Linebacker Is the “Ghost Need” for the Bears

Bolshevik revolutionary and Marxist theorist Leon Trotsky once said “Old age is the most unexpected of things that can happen to a man.”

No one is calling for the Bears to draft a linebacker high in the draft.  That includes me.  But that doesn’t mean there isn’t a need.

Brad Biggs at the Chicago Tribune continues his excellent positional analysis series with the Bears linebackers:

“While this doesn’t look like a need position, it is because [Brian] Urlacher, [Lance] Briggs and [Hunter] Hillenmeyer are the only linebackers under contract for next season.”

Its a shame the Bears don’t have high round draft picks to invest in every position on the field.  They seem to have a lot of needs to a team that just won their division.

This is an aging unit and its going to need an influx of youth soon.  Urlacher is 33, Briggs is 30 and, if they bring him back, Pisa Tinoisamoa will be 30 next season.  Biggs thinks that Urlacher has “enough spring in his legs to remain at a high level for a couple more seasons”.  I think so, too.  But I thought Brett Favre had another year in him after a wonderful performance in 2009.  Instead he went from old to too old in a snap.  And its worse for position players who rely more on their athleticism than the typical veteran quarterback.

I’ve even seen it in my own work.  One year a person is perfectly healthy and doing the job they’ve always done.  The next year they have 3 or 4 health problems, each building off of the last and each making the other worse.  Its a scary situation.
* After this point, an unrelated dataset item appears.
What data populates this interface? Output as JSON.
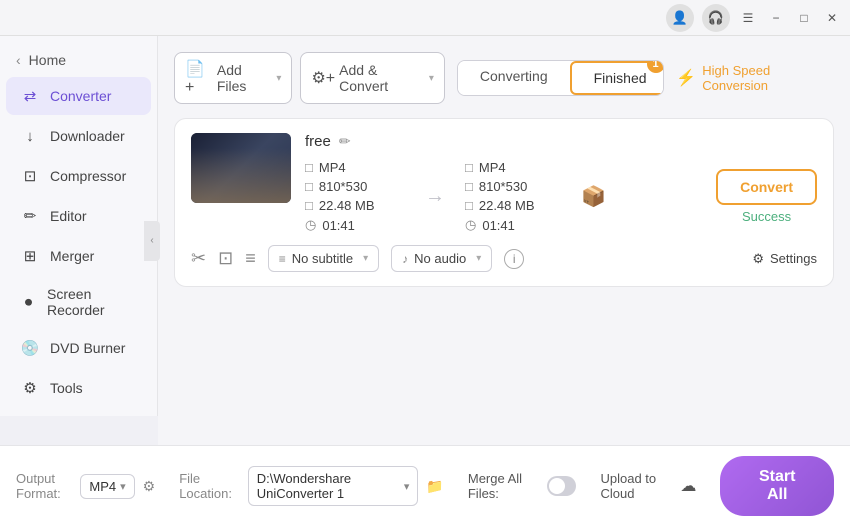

The fact that the Bears don’t have any youth here is largely due to the failures of past draft.  General Manager Jerry Angelo has invested in defensive lineman after defensive lineman – and rightfully so.  But the fact that he hasn’t hit on one in a very long time means that he can’t afford to stop drafting the position in favor of other needs.  Eventually the Bears are going to pay for his failures and it might well be here.

The guess here is that this need slides again in favor of more immediate problems.  But the linebacker position is one that we will want to keep an eye on.  Age isn’t something that always gradually shows up over time.  Instead it creeps up on you in the dark takes you from behind when you least expect it.

Roethlisberger Gets “Punched in the Nose” and Other Points of View


“‘Bring him back,’ Goodwin said Thursday. ‘The biggest thing about Olin is his leadership. I’ve been watching film on him the last few games because we didn’t know who we were going to face in the Super Bowl. Let me tell you, he can still play. All the things I saw him do when I was with the Bears, he can still do now. It’s a no-brainer to re-sign him, No. 1 as a player, but No. 2 as a leader.'”


“What has gotten the Packers to this point is good drafting, but not just that. It’s also solid player development. The Packers’ coaching staff prepares young players well, and then gives them opportunities.”

“When you see the Packers’ defense jog onto the field Sunday, rest assured they will be guided neither by statistical tendencies nor computer “readouts.” Their game plan will be the work of a man who literally wrote the book on this system, a man who sat at a desk last week with a pen and an bag of multicolored highlighters and wrote down his plan to help win a Super Bowl championship. Based solely on his own knowledge, instincts and a file of reports from every game he has coached, Capers will almost certainly make a call or two that the NFL has never seen.”

  • ESPN’s Sal Palatonio interviews B. J. Raji.  Sounds like the Packers are depending on Raji to dominate as the Steelers are hurting at center:

  • Jake Locker isn’t one of Mel Kiper‘s top 25 NFL prospects:

Nate Solder 6-9 315
Gabe Carimi 6-7 327
Tyron Smith 6-5 280
Anthony Castonzo 6-7 287
Derek Sherrod 6-6 305

One Final Thought

Sam Farmer at the Los Angeles Times quotes Steelers offensive coordinator Bruce Arians on the troubles quarterback Ben Roethlisberger has faced:

“That happens to a lot of these guys, the young kids who come in and have success.  There’s a sense of entitlement. … It happens to all of us. Whether it’s someone who writes a bestseller, you look at yourself different. You feel pretty good about yourself.

“It’s the same thing as a coach. You win some ballgames, you feel pretty good about yourself. It’s different when that success kind of becomes who you are, and you stray away from your family and you roots and everything.

“It takes a punch in the nose to get you back.”